As has been mentioned countless times, the passion West Ham is known for was lacking this season. The team’s new captain must inspire that passion in his teammates, or West Ham is destined for a fair few seasons in the Championship.
If all else fails, the Hammers will have to get creative in their search for leadership. Could Captain Underpants (pictured above) be the right man to lead West Ham?
If you watched even one West Ham match in the 2010-11 season, save the unexplainable thrashings of Blackpool and Liverpool, during which everything that was going wrong suddenly went right, you saw this problem.
Match in and match out, the Hammers looked like a team whose strategy was simple: show up and play. But West Ham is not Barcelona. Hell, the Irons aren’t even Aston Villa.
West Ham has rarely been a team that can simply show up and bull doze another team with talent, pace and creativity. To gain promotion in 2012, the Hammers need to focus on their opponents on the day.
They need to understand how their opponents play and why they play that way. The new manager and first team need a specific strategy for every opponent, and they need to execute that strategy with lethal precision. Anything else will not be enough.

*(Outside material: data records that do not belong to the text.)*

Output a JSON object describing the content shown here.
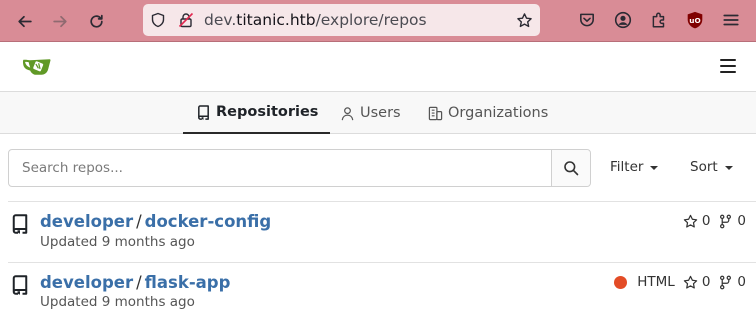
{
  "browser": {
    "url_prefix": "dev.",
    "url_host": "titanic.htb",
    "url_path": "/explore/repos"
  },
  "tabs": [
    {
      "label": "Repositories",
      "icon": "repo-icon",
      "active": true
    },
    {
      "label": "Users",
      "icon": "person-icon",
      "active": false
    },
    {
      "label": "Organizations",
      "icon": "organization-icon",
      "active": false
    }
  ],
  "search": {
    "placeholder": "Search repos...",
    "value": ""
  },
  "controls": {
    "filter_label": "Filter",
    "sort_label": "Sort"
  },
  "repos": [
    {
      "owner": "developer",
      "separator": "/",
      "name": "docker-config",
      "updated": "Updated 9 months ago",
      "language": "",
      "stars": "0",
      "forks": "0"
    },
    {
      "owner": "developer",
      "separator": "/",
      "name": "flask-app",
      "updated": "Updated 9 months ago",
      "language": "HTML",
      "language_color": "#e34c26",
      "stars": "0",
      "forks": "0"
    }
  ],
  "colors": {
    "browser_bar": "#d98c96",
    "link": "#3a6fa8",
    "logo_green": "#609926"
  }
}
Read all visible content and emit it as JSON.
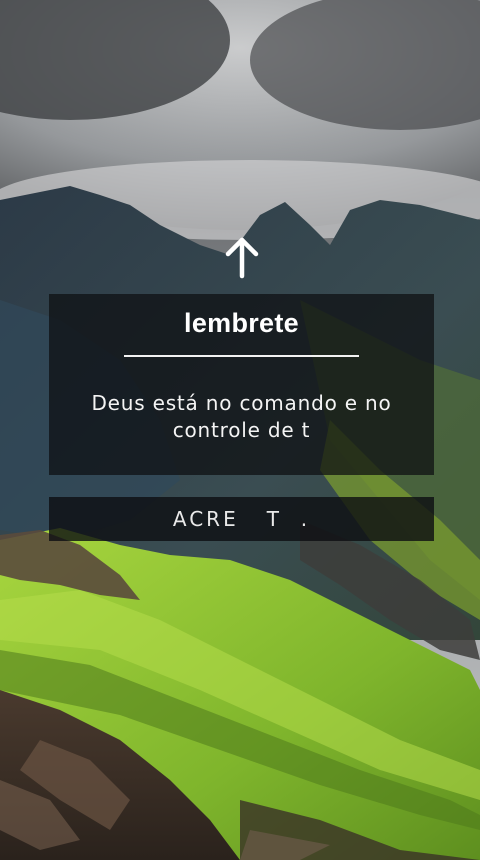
{
  "reminder_card": {
    "title": "lembrete",
    "message": "Deus está no comando e no controle de t"
  },
  "action_bar": {
    "label": "ACRE   T  ."
  },
  "icons": {
    "swipe_up": "arrow-up-icon"
  },
  "colors": {
    "card_background": "#0c0e11",
    "text": "#ffffff",
    "grass": "#9fcf3a"
  }
}
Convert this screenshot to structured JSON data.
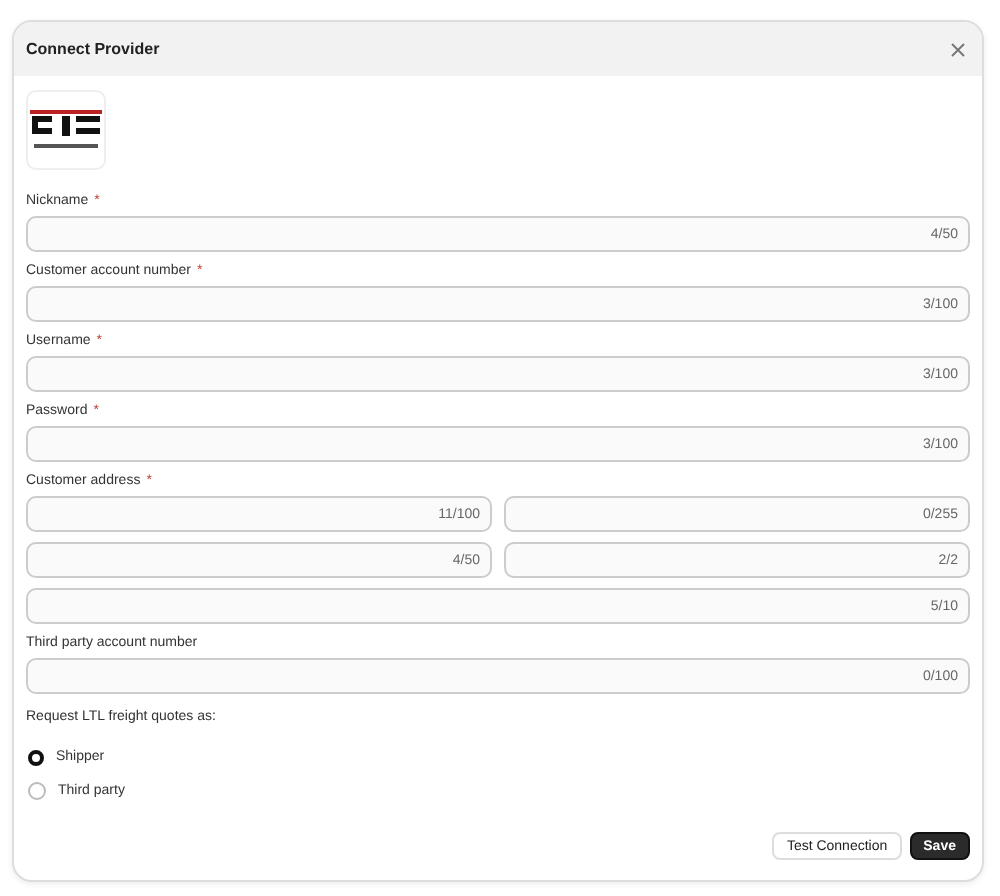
{
  "dialog": {
    "title": "Connect Provider"
  },
  "fields": [
    {
      "label": "Nickname",
      "required_mark": "*",
      "inputs": [
        {
          "counter": "4/50"
        }
      ]
    },
    {
      "label": "Customer account number",
      "required_mark": "*",
      "inputs": [
        {
          "counter": "3/100"
        }
      ]
    },
    {
      "label": "Username",
      "required_mark": "*",
      "inputs": [
        {
          "counter": "3/100"
        }
      ]
    },
    {
      "label": "Password",
      "required_mark": "*",
      "inputs": [
        {
          "counter": "3/100"
        }
      ]
    },
    {
      "label": "Customer address",
      "required_mark": "*",
      "inputs": [
        {
          "counter": "11/100"
        },
        {
          "counter": "0/255"
        },
        {
          "counter": "4/50"
        },
        {
          "counter": "2/2"
        },
        {
          "counter": "5/10"
        }
      ]
    },
    {
      "label": "Third party account number",
      "inputs": [
        {
          "counter": "0/100"
        }
      ]
    }
  ],
  "quote_as": {
    "label": "Request LTL freight quotes as:",
    "options": [
      {
        "label": "Shipper",
        "selected": true
      },
      {
        "label": "Third party",
        "selected": false
      }
    ]
  },
  "buttons": [
    {
      "label": "Test Connection",
      "kind": "secondary"
    },
    {
      "label": "Save",
      "kind": "primary"
    }
  ]
}
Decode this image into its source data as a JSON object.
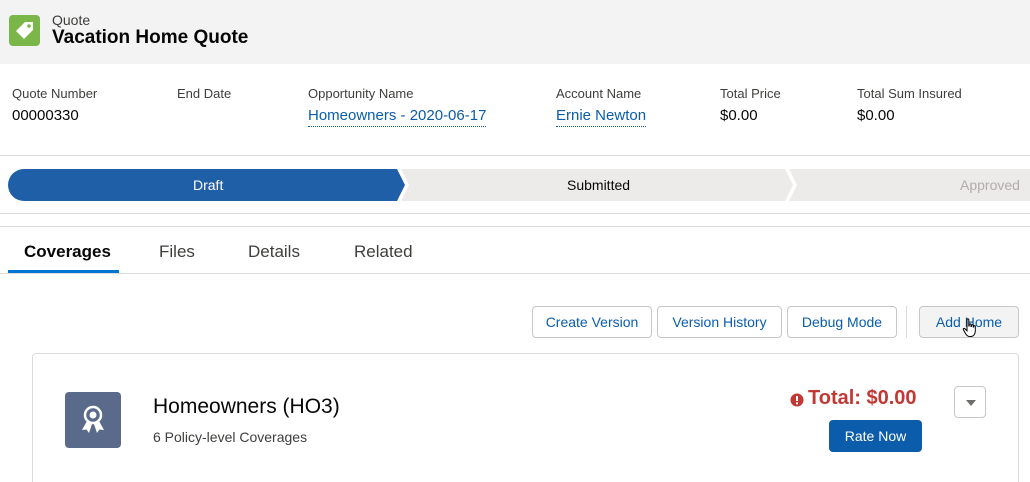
{
  "header": {
    "object_type": "Quote",
    "title": "Vacation Home Quote",
    "icon": "tag-icon",
    "icon_color": "#7ab648"
  },
  "highlights": [
    {
      "label": "Quote Number",
      "value": "00000330",
      "is_link": false
    },
    {
      "label": "End Date",
      "value": "",
      "is_link": false
    },
    {
      "label": "Opportunity Name",
      "value": "Homeowners - 2020-06-17",
      "is_link": true
    },
    {
      "label": "Account Name",
      "value": "Ernie Newton",
      "is_link": true
    },
    {
      "label": "Total Price",
      "value": "$0.00",
      "is_link": false
    },
    {
      "label": "Total Sum Insured",
      "value": "$0.00",
      "is_link": false
    }
  ],
  "path": {
    "stages": [
      {
        "label": "Draft",
        "state": "current"
      },
      {
        "label": "Submitted",
        "state": "incomplete"
      },
      {
        "label": "Approved",
        "state": "incomplete"
      }
    ],
    "current_color": "#1f5fa8"
  },
  "tabs": [
    {
      "label": "Coverages",
      "active": true
    },
    {
      "label": "Files",
      "active": false
    },
    {
      "label": "Details",
      "active": false
    },
    {
      "label": "Related",
      "active": false
    }
  ],
  "actions": {
    "create_version": "Create Version",
    "version_history": "Version History",
    "debug_mode": "Debug Mode",
    "add_home": "Add Home"
  },
  "product": {
    "name": "Homeowners (HO3)",
    "subtitle": "6 Policy-level Coverages",
    "icon": "award-ribbon-icon",
    "total": "Total: $0.00",
    "total_color": "#c23934",
    "rate_button": "Rate Now"
  }
}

With few exceptions, the Hammers played a bottled, centralized game in 2010-11. Avram Grant tried to change that with the addition of Gary O’Neil and Wayne Bridge during the January transfer window, but it didn’t do much good.
For a successful season in the Championship, West Ham must utilize more space on the pitch. They need to play to the wings, creating chances with crosses and opening up opposing defenses with a widespread and elastic formation.

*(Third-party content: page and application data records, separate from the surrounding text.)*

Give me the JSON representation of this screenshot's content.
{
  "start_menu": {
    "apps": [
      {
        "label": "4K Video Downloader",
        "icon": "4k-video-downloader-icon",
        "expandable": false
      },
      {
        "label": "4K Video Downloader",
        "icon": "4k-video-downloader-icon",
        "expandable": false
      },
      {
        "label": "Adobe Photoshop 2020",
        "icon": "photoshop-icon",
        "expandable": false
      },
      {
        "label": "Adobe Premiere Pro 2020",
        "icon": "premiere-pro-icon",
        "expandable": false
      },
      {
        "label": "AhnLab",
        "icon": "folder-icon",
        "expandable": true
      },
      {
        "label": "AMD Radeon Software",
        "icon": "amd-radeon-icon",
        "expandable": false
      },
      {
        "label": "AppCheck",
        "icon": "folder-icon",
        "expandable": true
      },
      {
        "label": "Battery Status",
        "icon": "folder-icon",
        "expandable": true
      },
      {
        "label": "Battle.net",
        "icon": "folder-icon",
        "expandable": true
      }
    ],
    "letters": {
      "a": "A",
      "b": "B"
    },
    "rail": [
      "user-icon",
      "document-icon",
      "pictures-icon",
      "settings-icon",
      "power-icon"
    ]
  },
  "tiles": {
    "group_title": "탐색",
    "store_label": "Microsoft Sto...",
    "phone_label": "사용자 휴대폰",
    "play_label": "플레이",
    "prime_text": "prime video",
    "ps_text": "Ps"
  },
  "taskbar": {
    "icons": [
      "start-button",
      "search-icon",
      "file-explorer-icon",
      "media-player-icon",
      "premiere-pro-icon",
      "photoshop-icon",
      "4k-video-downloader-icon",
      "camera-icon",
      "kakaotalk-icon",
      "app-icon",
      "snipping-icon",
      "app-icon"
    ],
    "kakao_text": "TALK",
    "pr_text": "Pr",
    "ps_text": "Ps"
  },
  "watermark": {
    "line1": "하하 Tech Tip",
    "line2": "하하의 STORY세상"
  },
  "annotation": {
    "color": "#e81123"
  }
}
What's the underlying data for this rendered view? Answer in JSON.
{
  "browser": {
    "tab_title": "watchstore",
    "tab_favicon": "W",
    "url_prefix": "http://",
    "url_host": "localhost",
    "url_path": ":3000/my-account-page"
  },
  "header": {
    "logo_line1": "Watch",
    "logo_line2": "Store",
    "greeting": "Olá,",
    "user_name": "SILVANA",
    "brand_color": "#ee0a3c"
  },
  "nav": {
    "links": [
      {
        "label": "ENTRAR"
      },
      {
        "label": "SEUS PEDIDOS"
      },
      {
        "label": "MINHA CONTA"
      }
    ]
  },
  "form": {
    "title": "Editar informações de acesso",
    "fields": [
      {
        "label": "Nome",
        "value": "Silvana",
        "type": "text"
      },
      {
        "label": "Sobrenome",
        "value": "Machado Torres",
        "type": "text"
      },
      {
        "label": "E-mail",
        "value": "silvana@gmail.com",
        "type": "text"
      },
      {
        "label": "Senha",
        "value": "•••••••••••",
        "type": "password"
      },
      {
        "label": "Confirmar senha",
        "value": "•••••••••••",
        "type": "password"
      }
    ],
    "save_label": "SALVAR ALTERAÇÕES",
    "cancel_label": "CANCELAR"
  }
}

Of course, Freddy Piquionne and Jordan Spence did an admirable job of this in the last 15 minutes or so against Wigan two weeks and it came to naught because no one was on hand to finish.
But the fact remains that in those 15 minutes the Hammers showed more creative spark and attacking threat than they had for the majority the season.

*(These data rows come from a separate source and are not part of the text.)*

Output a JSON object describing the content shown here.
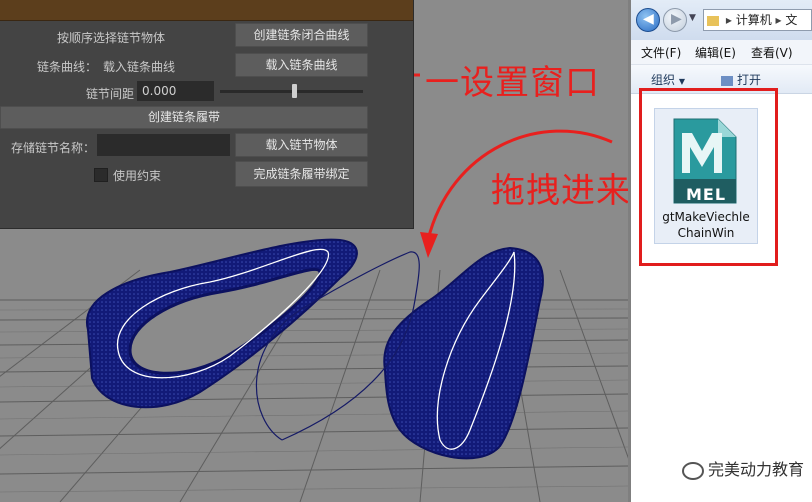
{
  "maya_window": {
    "row1_label": "按顺序选择链节物体",
    "row1_button": "创建链条闭合曲线",
    "row2_label": "链条曲线：",
    "row2_value": "载入链条曲线",
    "row2_button": "载入链条曲线",
    "row3_label": "链节间距",
    "row3_value": "0.000",
    "slider_fraction": 0.52,
    "row4_button": "创建链条履带",
    "row5_label": "存储链节名称：",
    "row5_button": "载入链节物体",
    "row6_checkbox_label": "使用约束",
    "row6_button": "完成链条履带绑定"
  },
  "annotations": {
    "settings_window": "一设置窗口",
    "drag_in": "拖拽进来"
  },
  "explorer": {
    "address": [
      "计算机",
      "文"
    ],
    "menu": [
      "文件(F)",
      "编辑(E)",
      "查看(V)"
    ],
    "toolbar": [
      "组织",
      "打开"
    ],
    "file": {
      "badge": "MEL",
      "name_line1": "gtMakeViechle",
      "name_line2": "ChainWin"
    }
  },
  "watermark": "完美动力教育",
  "colors": {
    "maya_panel": "#444444",
    "maya_button": "#5d5d5d",
    "track_mesh": "#141a6e",
    "annotation_red": "#e8201e",
    "mel_icon_teal": "#2a9a9e"
  }
}
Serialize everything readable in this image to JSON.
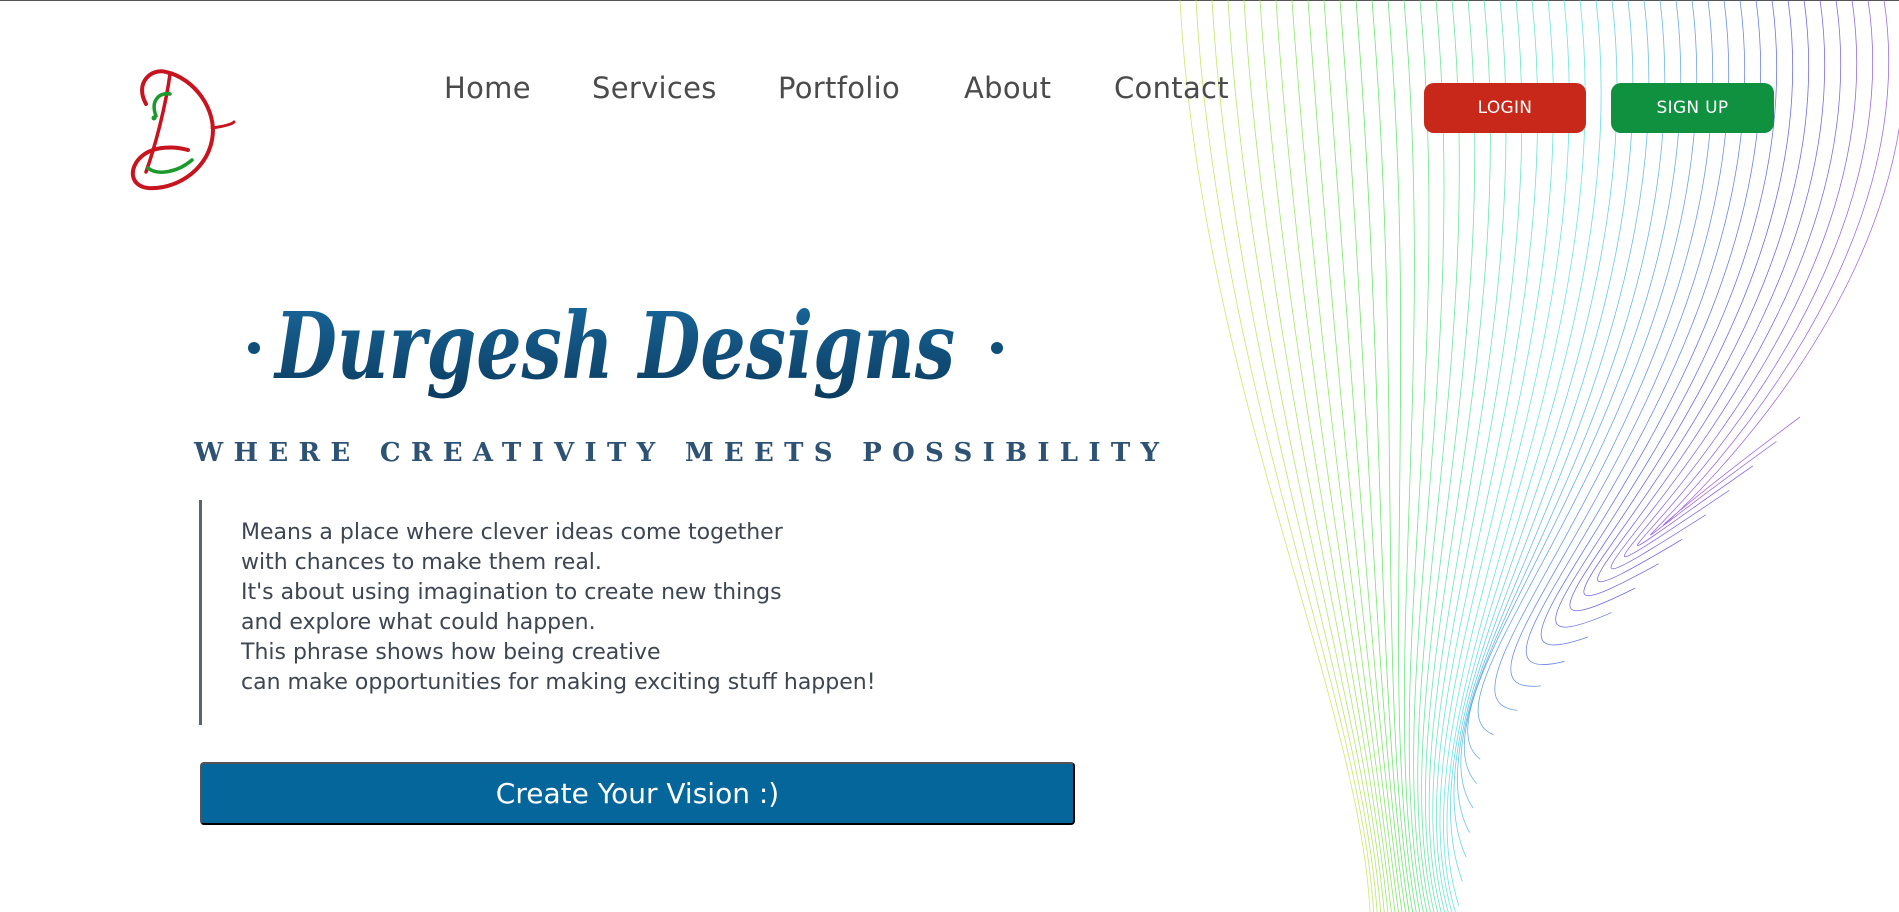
{
  "brand": {
    "logo_icon": "script-d-logo-icon",
    "title": "Durgesh Designs",
    "tagline": "WHERE CREATIVITY MEETS POSSIBILITY",
    "colors": {
      "title_blue": "#0f4f7a",
      "tagline_blue": "#2e5274",
      "logo_red": "#c8141e",
      "logo_green": "#1a9a2a"
    }
  },
  "nav": {
    "items": [
      {
        "label": "Home"
      },
      {
        "label": "Services"
      },
      {
        "label": "Portfolio"
      },
      {
        "label": "About"
      },
      {
        "label": "Contact"
      }
    ]
  },
  "auth": {
    "login_label": "LOGIN",
    "signup_label": "SIGN UP",
    "login_color": "#c8281a",
    "signup_color": "#0f9140"
  },
  "hero": {
    "description_lines": [
      "Means a place where clever ideas come together",
      "with chances to make them real.",
      "It's about using imagination to create new things",
      "and explore what could happen.",
      "This phrase shows how being creative",
      "can make opportunities for making exciting stuff happen!"
    ],
    "cta_label": "Create Your Vision :)",
    "cta_color": "#05669b"
  }
}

West Ham need look no further than The Nightmare at 20,000 Feet gremlin (pictured above), who has mad wing play.
With its already limited budget shrunk to a fraction of its former size thanks to relegation, West Ham needs to make some shrewd acquisitions to bolster the depth and breadth of its talent.
In recent years, the emergence of East Asian soccer stars has been striking. From Ji Sung Park at Manchester United to Shinji Kagawa at Borussia Dortmund and Keisuke Honda’s performances for the Japanese national side, these players are creative, quick and lethal.
While the Academy has always been of extreme import to West Ham, the team needs to bring in some developed, top class players who will fit in straight away and cost a reasonable fee.
Searching in places like Japan and Korea, and other untapped or less highly trafficked markets like America’s MLS may provide West Ham with the players it needs at prices it can afford.
You’d think this one goes without saying, but the Hammers left their desire to win at home in 2010-11.
If West Ham is going to regain the Premiership in 2012, the owners, manager and first team need to really, really want it.
It will take endless hours of hard work, dedication and perseverance to achieve this. Luckily, the team has a chance to mold a whole new mentality at Upton Park, which will go great measures to improving morale.
Yet at the end of the day, if West Ham doesn’t want promotion more than anything else, it isn’t going to get it.
West Ham needs to want promotion like this dog wants bacon.